Miao was one of over 1,600 arrested and imprisoned in connection with the uprising, which saw the harsh military repression of the June 1989 demonstration led by students. He was a 25-year-old factory worker from the Hebei province when he was accused of throwing a basket at a burning tank with four of his co-workers.
The Beijing Intermediate People’s originally gave Miao a death sentence with a two-year reprieve in August of 1989, but he was sentenced to life in prison in 1991, and 20 years in 1998. San Francisco-based human rights organization Dui Hua uncovered documents in May that showed that Miao’s sentence was reduced another by 11 months, which allowed him to be released early.
Dui Hua Executive Director John Kamm said in a May statement that the organization was very pleased about his impending release and they "hope that he will receive the care he needs to resume a normal life after spending more than half of it behind bars."
He added that Miao is affected with serious mental and physical health concerns because of his incarceration. "Miao has had no contact with the outside world for many years." He began, "People who served sentences with him in the 1990s remember him as a very thin man who refused to admit wrongdoing and participate in prison labor. He is said to have spent time in solitary confinement. Miao suffers from hepatitis B and schizophrenia. He was transferred in 2003 to Yanqing Prison, which has a ward for sick, elderly, and disabled prisoners.

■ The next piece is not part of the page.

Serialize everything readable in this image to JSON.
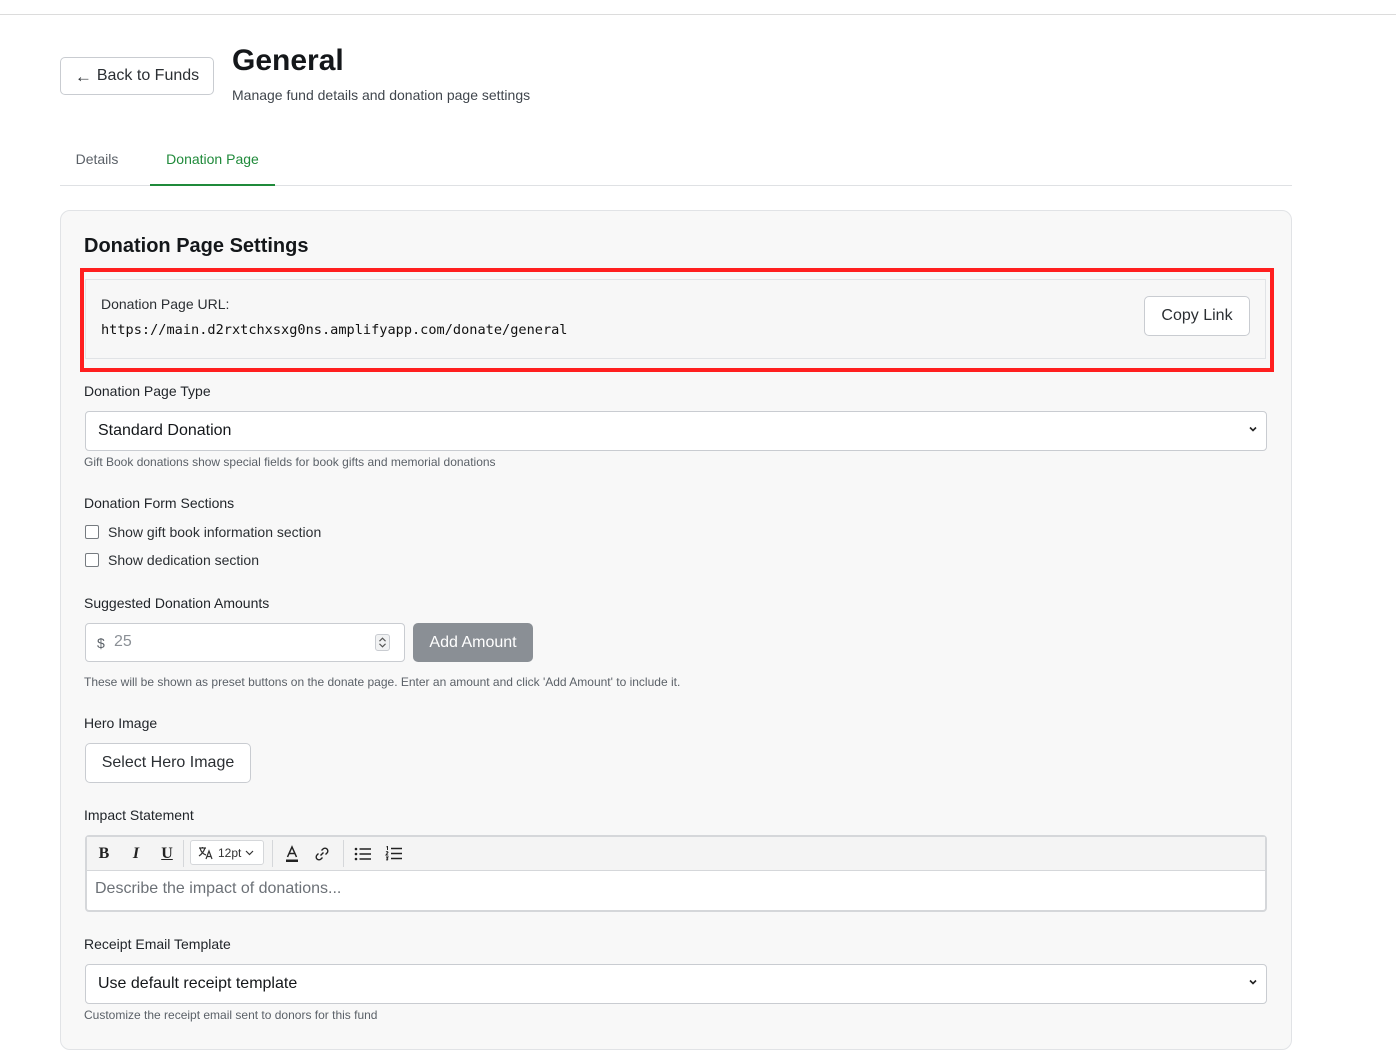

Miao’s family stopped visiting him more than ten years ago, reportedly at Miao’s request."
In 2014 former prisoner Sun Liyong told BBC that Miao was the last Tiananmen prisoner because "he never admitted he was wrong, he refused to obey regulations and refused to participate in labour through re-education."

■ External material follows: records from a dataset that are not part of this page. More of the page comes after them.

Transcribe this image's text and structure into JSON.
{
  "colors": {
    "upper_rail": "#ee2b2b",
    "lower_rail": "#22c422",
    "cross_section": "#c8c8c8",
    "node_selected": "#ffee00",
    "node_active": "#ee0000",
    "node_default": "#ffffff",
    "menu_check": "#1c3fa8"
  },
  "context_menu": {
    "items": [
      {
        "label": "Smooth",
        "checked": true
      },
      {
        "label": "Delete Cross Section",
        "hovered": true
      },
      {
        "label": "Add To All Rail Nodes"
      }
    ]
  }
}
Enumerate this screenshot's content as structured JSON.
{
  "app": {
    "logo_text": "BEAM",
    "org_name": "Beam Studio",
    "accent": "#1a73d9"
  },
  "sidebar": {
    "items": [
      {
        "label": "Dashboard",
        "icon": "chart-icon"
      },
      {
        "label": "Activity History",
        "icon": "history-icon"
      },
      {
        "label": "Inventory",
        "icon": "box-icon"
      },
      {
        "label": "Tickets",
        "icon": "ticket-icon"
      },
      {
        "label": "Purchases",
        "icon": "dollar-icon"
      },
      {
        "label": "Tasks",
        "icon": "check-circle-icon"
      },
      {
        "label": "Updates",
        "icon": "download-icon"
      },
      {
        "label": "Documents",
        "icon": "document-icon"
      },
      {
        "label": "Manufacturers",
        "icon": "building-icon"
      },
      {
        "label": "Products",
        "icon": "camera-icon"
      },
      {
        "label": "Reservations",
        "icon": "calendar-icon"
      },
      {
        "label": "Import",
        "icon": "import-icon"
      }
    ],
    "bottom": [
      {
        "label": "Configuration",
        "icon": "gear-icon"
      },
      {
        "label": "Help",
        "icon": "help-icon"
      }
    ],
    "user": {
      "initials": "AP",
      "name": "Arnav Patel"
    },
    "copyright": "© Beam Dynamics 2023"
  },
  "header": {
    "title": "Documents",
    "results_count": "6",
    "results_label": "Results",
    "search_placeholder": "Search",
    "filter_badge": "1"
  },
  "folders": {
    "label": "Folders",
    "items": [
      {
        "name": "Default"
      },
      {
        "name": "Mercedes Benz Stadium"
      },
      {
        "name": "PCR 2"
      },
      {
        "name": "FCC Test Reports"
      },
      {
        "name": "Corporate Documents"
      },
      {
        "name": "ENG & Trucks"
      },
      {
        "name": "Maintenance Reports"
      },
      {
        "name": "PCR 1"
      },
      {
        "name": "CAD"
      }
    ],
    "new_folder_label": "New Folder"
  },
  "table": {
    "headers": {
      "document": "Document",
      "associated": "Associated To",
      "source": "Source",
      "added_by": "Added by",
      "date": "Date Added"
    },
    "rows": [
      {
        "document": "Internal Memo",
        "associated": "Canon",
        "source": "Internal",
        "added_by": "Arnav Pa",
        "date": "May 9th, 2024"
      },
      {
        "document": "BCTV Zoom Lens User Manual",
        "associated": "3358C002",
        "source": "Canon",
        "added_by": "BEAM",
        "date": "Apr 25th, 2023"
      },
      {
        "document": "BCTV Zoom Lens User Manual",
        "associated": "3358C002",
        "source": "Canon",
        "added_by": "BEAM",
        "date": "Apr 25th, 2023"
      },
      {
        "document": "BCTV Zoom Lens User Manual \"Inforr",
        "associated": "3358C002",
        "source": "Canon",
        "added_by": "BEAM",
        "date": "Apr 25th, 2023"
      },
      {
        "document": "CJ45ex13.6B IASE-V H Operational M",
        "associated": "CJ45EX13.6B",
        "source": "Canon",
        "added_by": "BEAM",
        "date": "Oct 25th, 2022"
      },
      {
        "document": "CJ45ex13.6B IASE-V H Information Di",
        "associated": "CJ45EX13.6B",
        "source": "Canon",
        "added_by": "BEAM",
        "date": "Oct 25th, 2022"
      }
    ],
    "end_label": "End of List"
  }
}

Despite his release, Miao will still have a seven-year hold on his "political rights", which means his voting and freedom of speech rights are suspended.
William Nee, China Researcher at Amnesty International told CNN, "The Chinese government continues to run the world’s largest censorship apparatus — in part to block the spreading of sensitive historical information like the Tiananmen crackdown — and it continues to harshly deal with the few people who bravely attempt to commemorate and pay tribute to those who died during the period."